You may make it easier for power to be directed to where it’s required by grounding your electrical system. Allowing electrical currents to move through your system safely and efficiently.

Maintains Voltage Stability

Voltage stability is easier with a grounded electrical system. When it comes to getting the correct quantity of power to the right people at the right time. This can help to avoid circuits being overloaded and blown.

The earth acts as a common reference point for the various voltage sources.

The Finest Conductor is the Earth.

Surplus energy will always select the path with the least amount of resistance. Because the earth is such an excellent conductor of electricity, grounding can help keep you safe.

Your electrical system can move somewhere else than inside you if you ground it. Perhaps you’ll be able to save a life.

Restricts Injury, Death, and Property Damage

You run the danger of any appliances being fried beyond repair. If your electrical system isn’t grounded, you’re in trouble.

In the worst-case scenario, an excess of power might cause a fire. This can lead to significant property and data loss, as well as physical injury.

Is an Ungrounded Electrical Outlet Safe?

Ungrounded outlets are inherently unsafe and can be deadly. Ungrounded outlets are one of the most common causes of home fires worldwide.

Other electrical issues, such as frayed wiring. Or faulty wire connections hidden within walls are also associated with ungrounded outlets.

Arcing and electrical shorts can occur in outlets that are not grounded. Which can cause neighboring furniture or drapes to catch fire. As a result of these electrical flaws.

Replacing an Ungrounded Outlet With a Grounded Outlet

Often in old houses, there are only 2 prong outlets that are not grounded. It can be dangerous and cause fatal damages in terms of short circuits. Here are the steps you can follow to change the 2 prong outlets to grounded 3 prong outlets. 

It’s easier if the main electrical panel is grounded.

Step 1: Look for any signs of Ground

Place one prong of a circuit tester in the hot slot of the receptacle. And the other to a cover plate screw. The tester should be illuminated. If it doesn’t, then the box isn’t properly grounded. 

You may either install a GFCI. Or you might have the wiring replaced by an electrician.

Step 2: Take Out the 2 Prong Receptacle

Turn off the electricity at the breaker panel or fuse box. Then disconnect the wires from the old receptacle by unscrewing them from the box.

Step 3: Plug the New Receptacle in

The black and white wires should be connected to the brass termination and the silver terminal, respectively. Use the terminals on a GFCI that correspond to the “line” designation on the back of the receptacle.

Step 4: Put the Ground Screw in Place and Make the Receptacle Grounded

This green screw, available at hardware stores, slips into the rear of the box’s threaded hole. You can also find it in our suggestions below-

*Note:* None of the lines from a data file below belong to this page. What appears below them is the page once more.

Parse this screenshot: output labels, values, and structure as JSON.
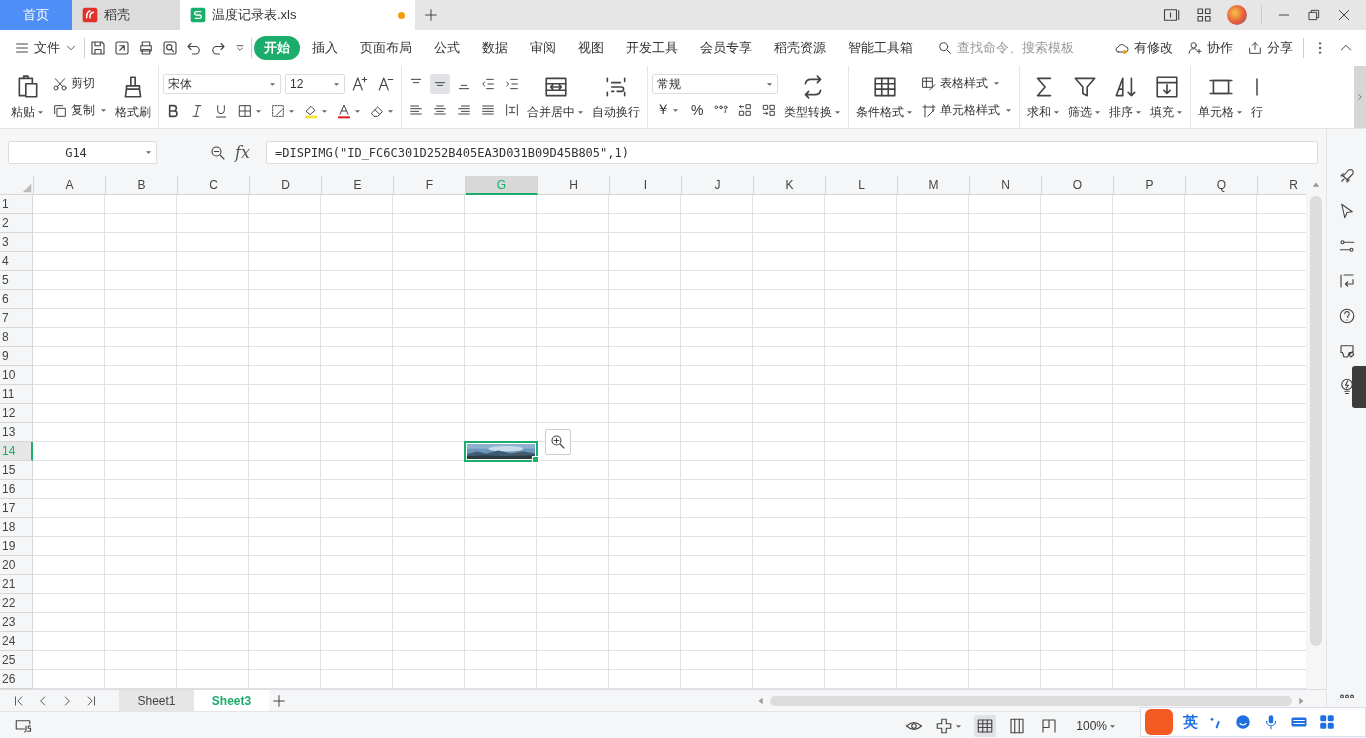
{
  "tabs": [
    {
      "label": "首页",
      "kind": "home",
      "selected": false
    },
    {
      "label": "稻壳",
      "kind": "docer",
      "selected": false
    },
    {
      "label": "温度记录表.xls",
      "kind": "sheet",
      "selected": true,
      "unsaved": true
    }
  ],
  "menu": {
    "file": "文件",
    "tabs": [
      {
        "label": "开始",
        "selected": true
      },
      {
        "label": "插入",
        "selected": false
      },
      {
        "label": "页面布局",
        "selected": false
      },
      {
        "label": "公式",
        "selected": false
      },
      {
        "label": "数据",
        "selected": false
      },
      {
        "label": "审阅",
        "selected": false
      },
      {
        "label": "视图",
        "selected": false
      },
      {
        "label": "开发工具",
        "selected": false
      },
      {
        "label": "会员专享",
        "selected": false
      },
      {
        "label": "稻壳资源",
        "selected": false
      },
      {
        "label": "智能工具箱",
        "selected": false
      }
    ],
    "search": {
      "placeholder": "查找命令、搜索模板"
    },
    "actions": [
      "有修改",
      "协作",
      "分享"
    ]
  },
  "ribbon": {
    "paste": "粘贴",
    "cut": "剪切",
    "copy": "复制",
    "format_painter": "格式刷",
    "font": "宋体",
    "font_size": "12",
    "vertical_align": [
      {
        "selected": false
      },
      {
        "selected": true
      },
      {
        "selected": false
      }
    ],
    "merge": "合并居中",
    "wrap": "自动换行",
    "number_format": "常规",
    "currency": "￥",
    "percent": "%",
    "convert": "类型转换",
    "conditional": "条件格式",
    "table_style": "表格样式",
    "cell_style": "单元格样式",
    "sum": "求和",
    "filter": "筛选",
    "sort": "排序",
    "fill": "填充",
    "cells": "单元格",
    "rows": "行"
  },
  "formula_bar": {
    "name_box": "G14",
    "fx": "fx",
    "formula": "=DISPIMG(\"ID_FC6C301D252B405EA3D031B09D45B805\",1)"
  },
  "grid": {
    "columns": [
      {
        "label": "A",
        "selected": false
      },
      {
        "label": "B",
        "selected": false
      },
      {
        "label": "C",
        "selected": false
      },
      {
        "label": "D",
        "selected": false
      },
      {
        "label": "E",
        "selected": false
      },
      {
        "label": "F",
        "selected": false
      },
      {
        "label": "G",
        "selected": true
      },
      {
        "label": "H",
        "selected": false
      },
      {
        "label": "I",
        "selected": false
      },
      {
        "label": "J",
        "selected": false
      },
      {
        "label": "K",
        "selected": false
      },
      {
        "label": "L",
        "selected": false
      },
      {
        "label": "M",
        "selected": false
      },
      {
        "label": "N",
        "selected": false
      },
      {
        "label": "O",
        "selected": false
      },
      {
        "label": "P",
        "selected": false
      },
      {
        "label": "Q",
        "selected": false
      },
      {
        "label": "R",
        "selected": false
      }
    ],
    "rows": [
      {
        "label": "1",
        "selected": false
      },
      {
        "label": "2",
        "selected": false
      },
      {
        "label": "3",
        "selected": false
      },
      {
        "label": "4",
        "selected": false
      },
      {
        "label": "5",
        "selected": false
      },
      {
        "label": "6",
        "selected": false
      },
      {
        "label": "7",
        "selected": false
      },
      {
        "label": "8",
        "selected": false
      },
      {
        "label": "9",
        "selected": false
      },
      {
        "label": "10",
        "selected": false
      },
      {
        "label": "11",
        "selected": false
      },
      {
        "label": "12",
        "selected": false
      },
      {
        "label": "13",
        "selected": false
      },
      {
        "label": "14",
        "selected": true
      },
      {
        "label": "15",
        "selected": false
      },
      {
        "label": "16",
        "selected": false
      },
      {
        "label": "17",
        "selected": false
      },
      {
        "label": "18",
        "selected": false
      },
      {
        "label": "19",
        "selected": false
      },
      {
        "label": "20",
        "selected": false
      },
      {
        "label": "21",
        "selected": false
      },
      {
        "label": "22",
        "selected": false
      },
      {
        "label": "23",
        "selected": false
      },
      {
        "label": "24",
        "selected": false
      },
      {
        "label": "25",
        "selected": false
      },
      {
        "label": "26",
        "selected": false
      }
    ]
  },
  "sheets": [
    {
      "label": "Sheet1",
      "selected": false
    },
    {
      "label": "Sheet3",
      "selected": true
    }
  ],
  "status": {
    "zoom": "100%",
    "views": [
      {
        "selected": true
      },
      {
        "selected": false
      },
      {
        "selected": false
      }
    ]
  },
  "ime": {
    "mode": "英"
  }
}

Product 1
Product 2

Now tighten the screw using one end of an 8-inch green grounding wire or pigtail.

Connect the three-prong connector to the opposite end of the 8-inch grounding pigtail. Or GFCI receptacle’s green grounding terminal. In the box, place the new receptacle.

Step 6: Turn on the Electricity

Make sure that the circuit is operating with a circuit tester. If it isn’t ground, the room will have to be rewired. You may install a ground fault circuit interrupter (GFCI) available at any home center.

That was all we had regarding ungrounded electrical outlets. I hope you’ll find this information useful.

FAQs

Question: What is the meaning of system grounding?

Answer: System grounding refers to the limit of the voltage’s set levels to the ground in each segment of the electrical system.

Question: What is the difference between grounding and earthing?

Answer: The term “earthing” refers to the circuit being linked to the ground with a potential of zero volts. Grounding, on the other hand, refers to the fact that the circuit is not linked to the ground yet has zero potential.

Question: What is the cost of outlet grounding?

Answer: The labor will be around 30 minutes, with a cost range of $20 to $50.

Conclusion

With that, I’ve come to the end of the discussion regarding the electrical outlet not grounded. Hopefully, this article could help you with your needs. If you still have questions, contact a professional.

Till then, best of luck!

Scott Kelly